Here at Ascend Technology, we’re of the belief that cross-training your employees is imperative to the culture and the success of any business. Certainly, cross-training is time-consuming, but the benefits are invaluable. In fact, many businesses have experienced increased productivity, morale, flexibility – and, who doesn’t want that?

what does it mean to cross train employees?

Whether it’s limited resources, lack of time, or the simple unknowingness of how to implement collaborative tools or consistent processes, we’re here to help you reach your full business potential through the art of cross-training. But first, let’s define what cross-training actually means. 

What Does it Mean to Cross-Train Employees?

According to the Entrepreneur Small Business Encyclopedia, the definition of “Cross-Training” is as follows:

“Teaching your employees the skills and responsibilities of another position at your company to increase their effectiveness. Whenever possible, and especially when if your business has just a few employees, look for people when hiring that you can crosstrain into different job responsibilities.”

In other words, we all want to be able to take a vacation. Which is why it is so important to create a team of professionals who are able to step in for us when we take that planned trip to Italy or Caribbean.

It’s equally, if not more important, that employees are able to fill in for each other when someone has a death in the family, a medical emergency, or there is an unexpected termination. Your employees should be able to cover the basics so your business can continue running smoothly and your clients remain satisfied. 

So, how do we go about making this happen?

 

how do you cross train employees?You Need to Have Consistent Processes in Place.

If you want to successfully cross-train your people, you’ll need to start by assessing your processes. Is everyone on the same page? Does everyone understand the value?

These processes will allow your employees to provide the exact same quality of service, regardless of who is doing the job. Granted, if you’re in the restaurant industry, your best Waiter won’t necessarily be able to fill the shoes of the Executive Chef and create great food on a whim. Cross-training is intended for those of the same or similar discipline to fill in for one another. 

Consistent processes impact the organization as a whole. Bartolotta Restaurants in Milwaukee, Wisconsin, is a great example. Renowned for amazing food, they are also praised for their business standards and customer service.

Why?

Management spends a lot of time training staff on every process and every detail, knowing that customers demand quality and consistency. Every employee is on the same page and understands the value.

 

A Few Tips for Cross-Training Success:

  • Avoid having isolated systems. Consider investing in collaborative tools that provide transparency and shared usability.
  • Does every employee have a job description? Colleagues may need to review it and learn from if they need to stand in.
  • Take caution with individuals who have too much ownership over a responsibility. While it’s convenient to give someone a task and let them run with it, it can get dangerous. People with too much power can sometimes sabotage projects, too.
  • Hire people who get it! Create a culture of people that want to have each other’s backs. 
  • Follow through with your standards. Hold your employees accountable. 

cross training is importantAll Working Parts Must Rely on Each Other!
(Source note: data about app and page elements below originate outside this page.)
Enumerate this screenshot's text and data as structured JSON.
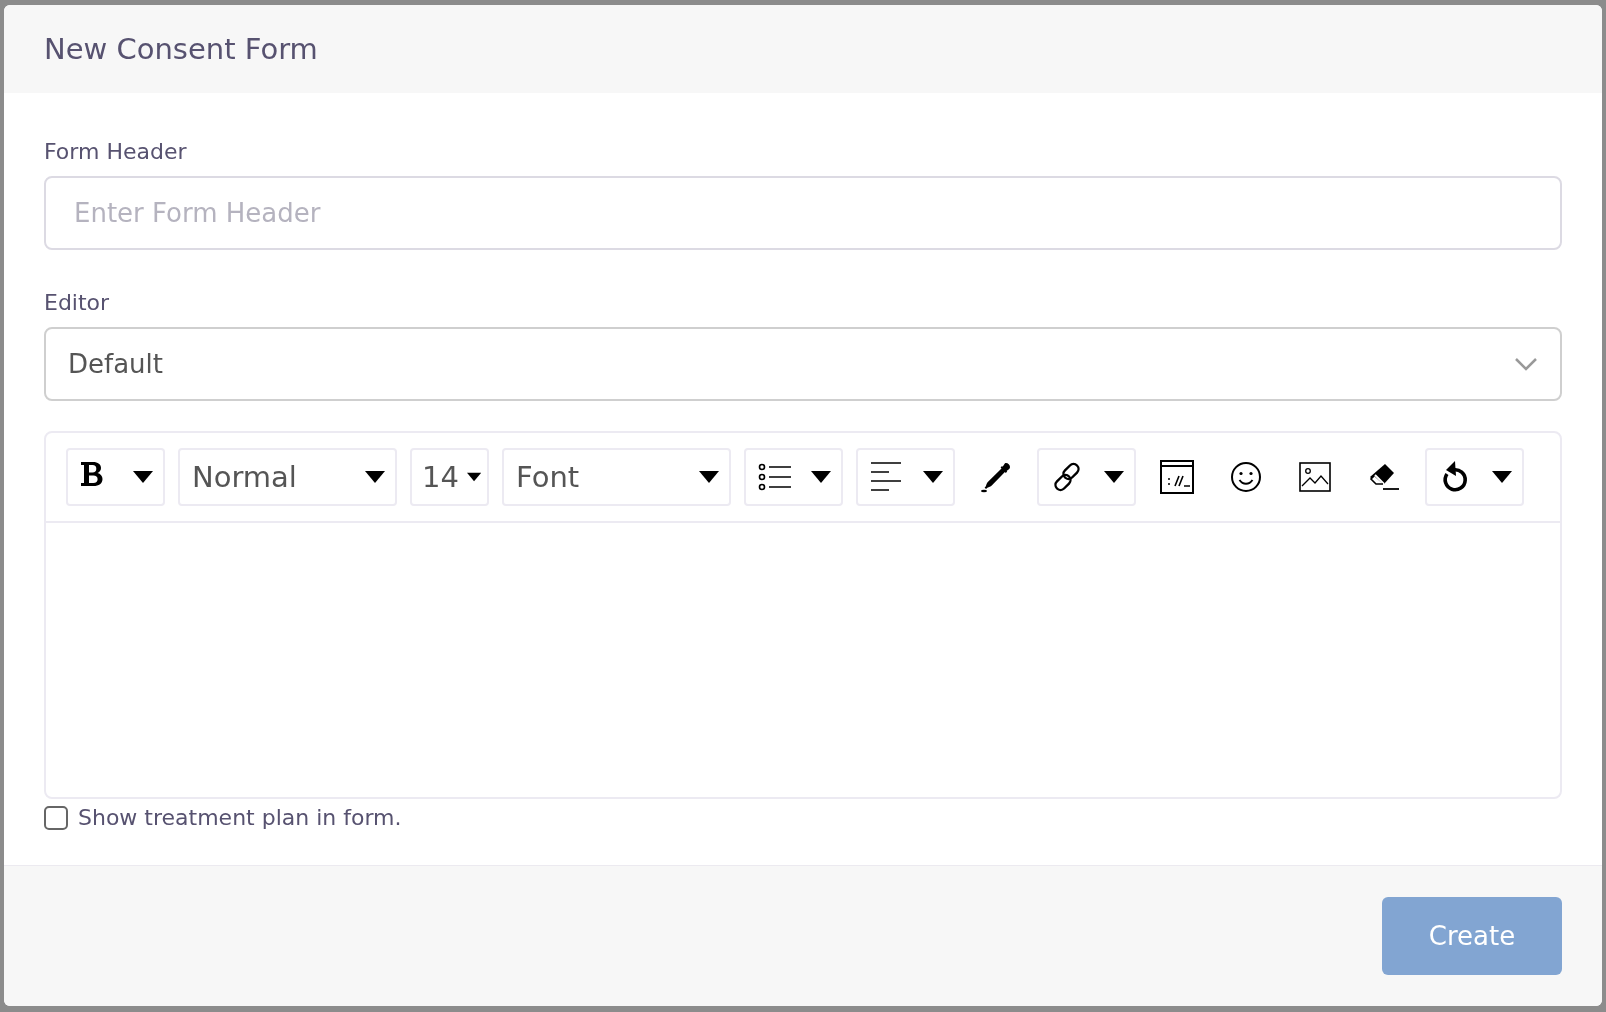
{
  "dialog": {
    "title": "New Consent Form"
  },
  "form_header": {
    "label": "Form Header",
    "placeholder": "Enter Form Header"
  },
  "editor": {
    "label": "Editor",
    "value": "Default"
  },
  "toolbar": [
    {
      "kind": "icon-dropdown"
    },
    {
      "kind": "text-dropdown",
      "label": "Normal"
    },
    {
      "kind": "text-dropdown",
      "label": "14"
    },
    {
      "kind": "text-dropdown",
      "label": "Font"
    },
    {
      "kind": "icon-dropdown"
    },
    {
      "kind": "icon-dropdown"
    },
    {
      "kind": "icon"
    },
    {
      "kind": "icon-dropdown"
    },
    {
      "kind": "icon"
    },
    {
      "kind": "icon"
    },
    {
      "kind": "icon"
    },
    {
      "kind": "icon"
    },
    {
      "kind": "icon-dropdown"
    }
  ],
  "show_treatment_plan": {
    "label": "Show treatment plan in form.",
    "checked": false
  },
  "create_button": {
    "label": "Create",
    "disabled": true
  }
}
To have a successful business, all working parts have to rely on each other. We have to be able to trust our teammates to do the job and the processes that are set in place.

If you’re seeking more resources or would like to learn of other businesses who have successfully mastered the art of cross-training, we can make a number of recommendations. We can also help you attain collaborative tools and develop consistent processes. We’ve done it before, and we’d love to do the same for you.

Let us help you reach your full business potential.